#### ACTIVITY
Which lines run from the one containing "Output a JSON" to the end of the entries below? Reproduce them exactly, both ends included.

#### Element data from apps and pages

-*-

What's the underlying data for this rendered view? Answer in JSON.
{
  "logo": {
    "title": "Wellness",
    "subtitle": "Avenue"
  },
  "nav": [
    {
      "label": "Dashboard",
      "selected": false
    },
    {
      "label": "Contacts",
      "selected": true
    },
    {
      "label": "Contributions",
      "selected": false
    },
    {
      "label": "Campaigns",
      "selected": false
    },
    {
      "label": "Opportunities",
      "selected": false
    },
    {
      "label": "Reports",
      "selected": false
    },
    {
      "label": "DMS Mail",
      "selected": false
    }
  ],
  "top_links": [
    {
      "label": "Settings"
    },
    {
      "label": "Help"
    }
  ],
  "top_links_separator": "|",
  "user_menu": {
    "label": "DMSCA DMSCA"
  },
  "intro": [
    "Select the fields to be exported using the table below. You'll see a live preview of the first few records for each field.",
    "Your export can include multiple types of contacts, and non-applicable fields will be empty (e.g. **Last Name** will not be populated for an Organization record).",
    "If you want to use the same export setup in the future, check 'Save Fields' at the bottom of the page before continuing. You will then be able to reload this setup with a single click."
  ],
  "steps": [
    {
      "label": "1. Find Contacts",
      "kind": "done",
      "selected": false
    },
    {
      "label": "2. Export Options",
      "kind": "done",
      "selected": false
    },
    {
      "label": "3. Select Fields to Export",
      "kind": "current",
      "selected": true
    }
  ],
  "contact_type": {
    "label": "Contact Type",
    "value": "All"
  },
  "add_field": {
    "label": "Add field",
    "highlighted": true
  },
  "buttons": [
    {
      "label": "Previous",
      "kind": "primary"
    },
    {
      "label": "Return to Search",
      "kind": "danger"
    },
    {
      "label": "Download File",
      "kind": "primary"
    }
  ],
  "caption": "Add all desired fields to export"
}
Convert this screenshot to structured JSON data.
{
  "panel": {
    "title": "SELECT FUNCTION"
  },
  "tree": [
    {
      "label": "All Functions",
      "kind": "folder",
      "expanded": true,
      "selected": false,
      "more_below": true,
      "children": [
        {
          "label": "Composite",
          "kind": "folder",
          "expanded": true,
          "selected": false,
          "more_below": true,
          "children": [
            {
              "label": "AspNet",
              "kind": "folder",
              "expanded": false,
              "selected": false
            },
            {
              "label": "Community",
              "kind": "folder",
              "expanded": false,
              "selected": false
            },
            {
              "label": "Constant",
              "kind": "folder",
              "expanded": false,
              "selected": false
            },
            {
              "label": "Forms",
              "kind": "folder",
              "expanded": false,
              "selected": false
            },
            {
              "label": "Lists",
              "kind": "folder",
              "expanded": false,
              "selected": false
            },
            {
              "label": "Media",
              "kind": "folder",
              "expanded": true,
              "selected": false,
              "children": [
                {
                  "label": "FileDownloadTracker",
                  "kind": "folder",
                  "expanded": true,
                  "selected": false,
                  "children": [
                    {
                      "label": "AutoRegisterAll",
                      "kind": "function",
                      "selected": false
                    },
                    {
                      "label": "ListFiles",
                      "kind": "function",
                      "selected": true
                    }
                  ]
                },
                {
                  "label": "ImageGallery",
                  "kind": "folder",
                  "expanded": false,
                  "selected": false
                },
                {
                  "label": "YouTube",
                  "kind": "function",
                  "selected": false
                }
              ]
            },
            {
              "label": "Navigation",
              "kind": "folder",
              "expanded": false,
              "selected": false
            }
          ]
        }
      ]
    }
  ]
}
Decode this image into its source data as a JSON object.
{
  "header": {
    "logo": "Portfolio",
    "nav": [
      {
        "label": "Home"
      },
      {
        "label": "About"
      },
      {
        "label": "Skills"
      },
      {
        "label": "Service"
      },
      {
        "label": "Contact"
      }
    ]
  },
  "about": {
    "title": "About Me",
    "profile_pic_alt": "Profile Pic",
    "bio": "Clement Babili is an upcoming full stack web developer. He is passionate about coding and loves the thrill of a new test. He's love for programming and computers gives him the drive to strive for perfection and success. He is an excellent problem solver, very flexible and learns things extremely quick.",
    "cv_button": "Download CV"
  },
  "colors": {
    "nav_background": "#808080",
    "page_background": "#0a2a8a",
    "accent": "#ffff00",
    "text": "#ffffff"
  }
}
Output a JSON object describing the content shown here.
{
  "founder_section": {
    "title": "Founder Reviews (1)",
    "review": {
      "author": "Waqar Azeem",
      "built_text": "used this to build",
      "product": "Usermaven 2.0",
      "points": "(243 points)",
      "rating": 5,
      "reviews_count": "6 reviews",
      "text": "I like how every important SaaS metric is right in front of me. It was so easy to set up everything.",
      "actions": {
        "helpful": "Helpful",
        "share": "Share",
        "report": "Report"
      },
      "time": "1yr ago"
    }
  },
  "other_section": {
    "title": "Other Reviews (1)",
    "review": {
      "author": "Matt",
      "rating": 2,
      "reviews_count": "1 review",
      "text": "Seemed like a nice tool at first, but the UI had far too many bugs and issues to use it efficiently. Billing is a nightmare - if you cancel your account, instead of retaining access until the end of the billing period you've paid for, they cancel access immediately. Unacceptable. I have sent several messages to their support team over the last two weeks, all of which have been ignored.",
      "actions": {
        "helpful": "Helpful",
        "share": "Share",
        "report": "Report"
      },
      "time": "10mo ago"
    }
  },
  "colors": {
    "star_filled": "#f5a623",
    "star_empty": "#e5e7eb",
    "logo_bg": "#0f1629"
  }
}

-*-

#### RESPONSE TO THIS TASK
Output a JSON object describing the content shown here.
{
  "founder_section": {
    "title": "Founder Reviews (1)",
    "review": {
      "author": "Waqar Azeem",
      "built_text": "used this to build",
      "product": "Usermaven 2.0",
      "points": "(243 points)",
      "rating": 5,
      "reviews_count": "6 reviews",
      "text": "I like how every important SaaS metric is right in front of me. It was so easy to set up everything.",
      "actions": {
        "helpful": "Helpful",
        "share": "Share",
        "report": "Report"
      },
      "time": "1yr ago"
    }
  },
  "other_section": {
    "title": "Other Reviews (1)",
    "review": {
      "author": "Matt",
      "rating": 2,
      "reviews_count": "1 review",
      "text": "Seemed like a nice tool at first, but the UI had far too many bugs and issues to use it efficiently. Billing is a nightmare - if you cancel your account, instead of retaining access until the end of the billing period you've paid for, they cancel access immediately. Unacceptable. I have sent several messages to their support team over the last two weeks, all of which have been ignored.",
      "actions": {
        "helpful": "Helpful",
        "share": "Share",
        "report": "Report"
      },
      "time": "10mo ago"
    }
  },
  "colors": {
    "star_filled": "#f5a623",
    "star_empty": "#e5e7eb",
    "logo_bg": "#0f1629"
  }
}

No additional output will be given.